Your goal »
Show me each line of the listing below where the word "Bikes" appears.

────────

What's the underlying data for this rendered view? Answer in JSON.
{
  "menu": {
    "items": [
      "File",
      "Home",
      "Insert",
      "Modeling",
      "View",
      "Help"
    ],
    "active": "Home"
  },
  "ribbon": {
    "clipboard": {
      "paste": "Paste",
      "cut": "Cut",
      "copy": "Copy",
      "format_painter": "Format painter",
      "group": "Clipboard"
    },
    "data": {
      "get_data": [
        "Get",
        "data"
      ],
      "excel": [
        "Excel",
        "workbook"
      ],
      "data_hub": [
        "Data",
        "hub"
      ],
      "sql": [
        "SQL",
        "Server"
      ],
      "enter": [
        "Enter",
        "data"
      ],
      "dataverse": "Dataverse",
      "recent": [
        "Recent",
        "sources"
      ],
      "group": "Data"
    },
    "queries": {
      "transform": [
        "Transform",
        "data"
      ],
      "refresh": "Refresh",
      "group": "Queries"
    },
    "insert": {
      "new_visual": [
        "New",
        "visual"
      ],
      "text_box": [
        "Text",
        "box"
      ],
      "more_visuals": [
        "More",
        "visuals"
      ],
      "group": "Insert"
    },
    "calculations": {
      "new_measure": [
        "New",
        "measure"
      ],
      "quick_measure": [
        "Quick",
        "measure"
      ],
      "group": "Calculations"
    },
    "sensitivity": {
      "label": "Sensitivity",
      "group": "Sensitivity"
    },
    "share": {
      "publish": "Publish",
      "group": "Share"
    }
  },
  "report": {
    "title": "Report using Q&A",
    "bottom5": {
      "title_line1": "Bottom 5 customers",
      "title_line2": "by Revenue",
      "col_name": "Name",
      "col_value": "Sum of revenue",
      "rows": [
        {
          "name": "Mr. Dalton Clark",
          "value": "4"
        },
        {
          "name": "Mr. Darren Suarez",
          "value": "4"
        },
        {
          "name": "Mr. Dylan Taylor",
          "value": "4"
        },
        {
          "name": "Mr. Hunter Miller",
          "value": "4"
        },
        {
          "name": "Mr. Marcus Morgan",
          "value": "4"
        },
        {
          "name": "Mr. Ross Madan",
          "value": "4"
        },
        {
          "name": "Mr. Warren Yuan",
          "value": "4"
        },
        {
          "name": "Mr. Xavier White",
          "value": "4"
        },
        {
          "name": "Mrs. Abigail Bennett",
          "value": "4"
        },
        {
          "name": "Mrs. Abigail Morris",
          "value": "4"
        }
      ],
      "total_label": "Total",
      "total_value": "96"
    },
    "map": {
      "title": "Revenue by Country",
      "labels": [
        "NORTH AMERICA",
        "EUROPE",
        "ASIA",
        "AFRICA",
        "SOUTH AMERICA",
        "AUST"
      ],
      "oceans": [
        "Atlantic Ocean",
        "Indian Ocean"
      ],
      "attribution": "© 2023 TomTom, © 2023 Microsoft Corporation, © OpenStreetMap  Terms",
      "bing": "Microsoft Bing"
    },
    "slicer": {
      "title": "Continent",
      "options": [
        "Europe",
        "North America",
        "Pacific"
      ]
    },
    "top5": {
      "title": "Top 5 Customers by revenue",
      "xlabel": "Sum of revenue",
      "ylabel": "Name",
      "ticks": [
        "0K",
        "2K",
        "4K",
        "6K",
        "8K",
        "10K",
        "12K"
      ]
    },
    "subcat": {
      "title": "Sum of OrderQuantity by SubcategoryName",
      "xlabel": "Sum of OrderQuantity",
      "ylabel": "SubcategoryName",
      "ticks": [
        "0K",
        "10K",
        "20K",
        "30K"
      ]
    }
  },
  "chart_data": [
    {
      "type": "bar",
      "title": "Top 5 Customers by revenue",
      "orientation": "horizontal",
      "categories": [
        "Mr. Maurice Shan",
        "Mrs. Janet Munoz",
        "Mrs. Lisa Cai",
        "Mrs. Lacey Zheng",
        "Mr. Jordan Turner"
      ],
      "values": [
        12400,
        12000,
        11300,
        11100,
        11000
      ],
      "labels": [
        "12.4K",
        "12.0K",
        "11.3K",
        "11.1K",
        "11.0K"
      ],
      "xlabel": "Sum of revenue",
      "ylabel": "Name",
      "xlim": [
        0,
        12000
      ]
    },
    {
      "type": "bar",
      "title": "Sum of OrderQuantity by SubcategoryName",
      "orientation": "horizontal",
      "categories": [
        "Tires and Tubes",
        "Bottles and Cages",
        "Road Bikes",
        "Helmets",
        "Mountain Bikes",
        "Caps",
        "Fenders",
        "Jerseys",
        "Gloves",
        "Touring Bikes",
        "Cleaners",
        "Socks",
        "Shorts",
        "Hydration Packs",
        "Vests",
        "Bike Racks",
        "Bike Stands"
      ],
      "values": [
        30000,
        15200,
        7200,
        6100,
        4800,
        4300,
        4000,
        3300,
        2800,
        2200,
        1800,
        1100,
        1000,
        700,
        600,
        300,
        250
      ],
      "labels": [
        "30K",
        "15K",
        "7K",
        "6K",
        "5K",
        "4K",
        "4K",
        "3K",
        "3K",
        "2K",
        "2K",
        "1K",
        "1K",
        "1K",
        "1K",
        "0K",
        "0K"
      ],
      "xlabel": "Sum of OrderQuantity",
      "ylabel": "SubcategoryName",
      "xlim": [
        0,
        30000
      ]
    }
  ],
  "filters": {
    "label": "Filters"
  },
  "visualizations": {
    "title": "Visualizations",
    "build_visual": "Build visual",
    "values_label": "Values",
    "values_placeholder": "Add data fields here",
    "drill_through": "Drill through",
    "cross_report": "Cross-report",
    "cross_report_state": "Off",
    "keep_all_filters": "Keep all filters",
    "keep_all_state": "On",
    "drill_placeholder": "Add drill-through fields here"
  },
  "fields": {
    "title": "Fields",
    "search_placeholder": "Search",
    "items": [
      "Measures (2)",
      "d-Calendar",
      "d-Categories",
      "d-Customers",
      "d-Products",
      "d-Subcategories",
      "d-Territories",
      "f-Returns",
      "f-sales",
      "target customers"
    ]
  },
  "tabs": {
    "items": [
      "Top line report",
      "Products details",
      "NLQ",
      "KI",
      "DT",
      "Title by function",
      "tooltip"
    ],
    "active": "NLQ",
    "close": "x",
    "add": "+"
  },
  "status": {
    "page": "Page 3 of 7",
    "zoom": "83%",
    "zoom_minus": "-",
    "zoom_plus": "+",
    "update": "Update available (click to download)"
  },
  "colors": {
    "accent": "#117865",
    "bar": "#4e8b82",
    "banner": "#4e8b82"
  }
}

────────

Expected answer »
        "Road Bikes",
        "Mountain Bikes",
        "Touring Bikes",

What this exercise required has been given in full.